If I say to you, “Tell me something about yourself”, what would your answer be? Well, it might be: “Mind your own business!” But if you are happy to play along, how would you respond?
It’s the question of identity. Do you start with your name? Your nationality? Your job? Do you show them your Facebook feed or your Instagram account? Is this you? Is there more? Let me tell you two stories, one very ancient and one very recent.
St Ignatius of Loyola was a Spanish soldier whose only interest was in winning fame and fortune. He had huge ambition and a fierce temper. In one battle his leg was shattered by a cannon ball. It was a horrific injury, and he spent months recovering. He started to reflect on his life for the very first time.
He read about the lives of the Christian saints, and he felt that his own life, in comparison, had so little meaning. They seemed to have found a great treasure, a secret, that made life truly worthwhile.
Ignatius decided to follow their example, and to follow Jesus Christ, and found a happiness he had never known before. At that moment his life truly began. The turning point came when he left his sword – the symbol of all his worldly ambition – in a monastery outside Barcelona and walked away a free man.
Another story. Very recently I heard a young woman speak about her time at university. At the end of her first year, she was utterly miserable. Everyone had told her that these would be the best years of her life. It hadn’t come true yet. She was trapped (these are her words) in an endless cycle of boring lectures, binge-watching Netflix through the afternoon, and soul-destroying nights out in club-land. It certainly wasn’t making her happy.
One day she felt drawn to visit a church. As she sat there, she felt very clearly that Jesus was present with her in that moment. She had an overwhelming sense that she was loved by God. She felt her insecurities fall away. She could be herself. She didn’t have to pretend anymore. It was so moving to hear her tell this story. She said that the peace she experienced hadn’t left her since.
This young woman, and St Ignatius, lived in very different times and had very different experiences. But they both discovered a deeper truth about their identity, that comes through knowing the love of Jesus Christ.

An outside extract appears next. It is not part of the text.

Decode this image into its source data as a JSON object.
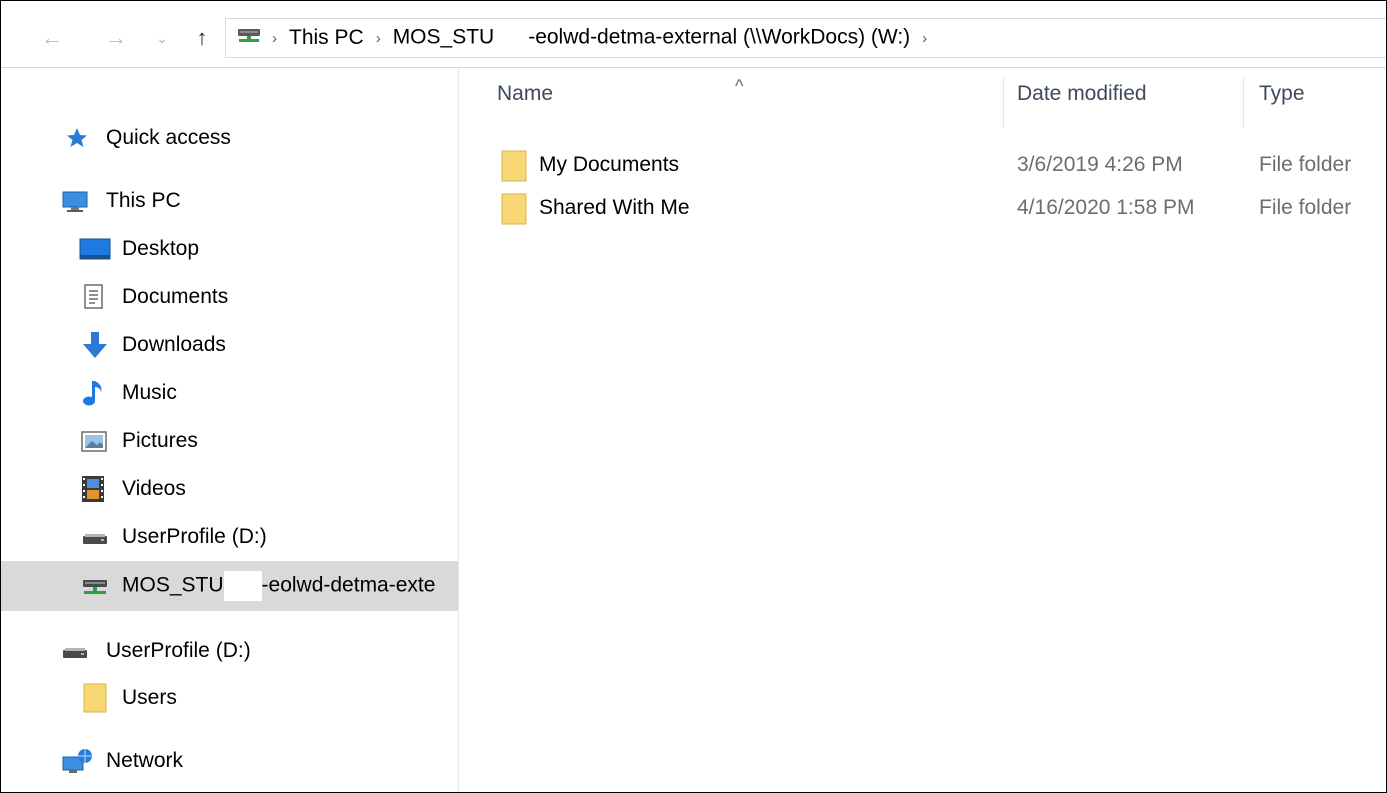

It’s to discover that you, personally, are loved by God. That you are his beloved son or daughter. That your life has meaning and purpose, even if you can’t see the whole picture yet.
It’s to be honest about your mistakes, your sins, the things you have done wrong. And to know that you can say sorry to God, and receive his forgiveness. So many of us feel trapped by the mistakes we have made; we even feel condemned. It is such a gift to know that Jesus wants to forgive us, and that with his help we can make a new start.
It’s to be filled with the Holy Spirit. The Spirit of God comes into our hearts and changes us from the inside. He gives us the ability, the power, to do things that simply wouldn’t be possible through our own efforts alone. He helps us to believe, to hope, to love. He gives us the gifts of love, joy, peace, patience, kindness, self-control; the gifts of wisdom, understanding, courage. Amazing gifts.
Our deepest identity is actually to live a life of holiness, to be a saint. The saints are just ordinary people like you and me, but they have come to know God’s love for them in Jesus Christ, and want to love him in return. They have learnt to love deeply, truly, passionately, joyfully, often at great cost.
But they are the happiest people on earth. That’s an identity worth living for.
Questions for reflection
What would you like to achieve in life?
What would you like to be remembered for?
When you were a child, what did you want to be when you grew up?
This blog is extracted from SYCAMORE: The Catholic Faith Explained. In SYCAMORE you will find answers to the most common questions about life and faith, whether you want to deepen the faith you already have or are exploring the faith for the first time.
To learn more about the Catholic faith in an approachable way, or for help passing it on to others, get your copy of SYCAMORE today.